Data records for software interfaces
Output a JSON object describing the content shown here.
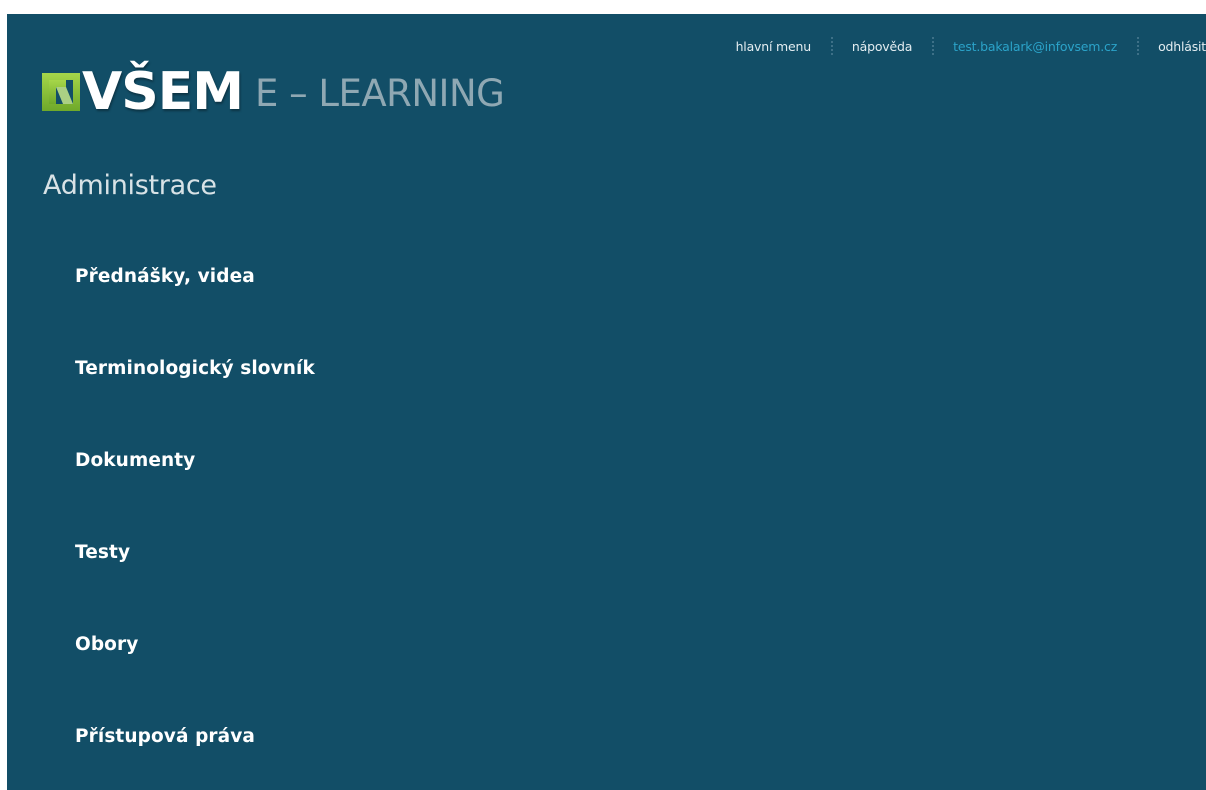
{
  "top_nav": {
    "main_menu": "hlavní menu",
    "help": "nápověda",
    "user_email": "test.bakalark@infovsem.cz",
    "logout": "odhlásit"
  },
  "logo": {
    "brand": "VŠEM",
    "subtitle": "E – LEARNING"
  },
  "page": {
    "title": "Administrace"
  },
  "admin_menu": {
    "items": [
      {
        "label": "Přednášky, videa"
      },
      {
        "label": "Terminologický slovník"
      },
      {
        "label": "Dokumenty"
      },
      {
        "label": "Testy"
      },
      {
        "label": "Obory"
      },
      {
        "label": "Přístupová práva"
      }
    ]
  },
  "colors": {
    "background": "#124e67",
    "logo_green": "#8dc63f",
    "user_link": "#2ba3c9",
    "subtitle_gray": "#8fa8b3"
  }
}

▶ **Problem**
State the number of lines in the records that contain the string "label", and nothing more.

▶ **Solution for this problem**
6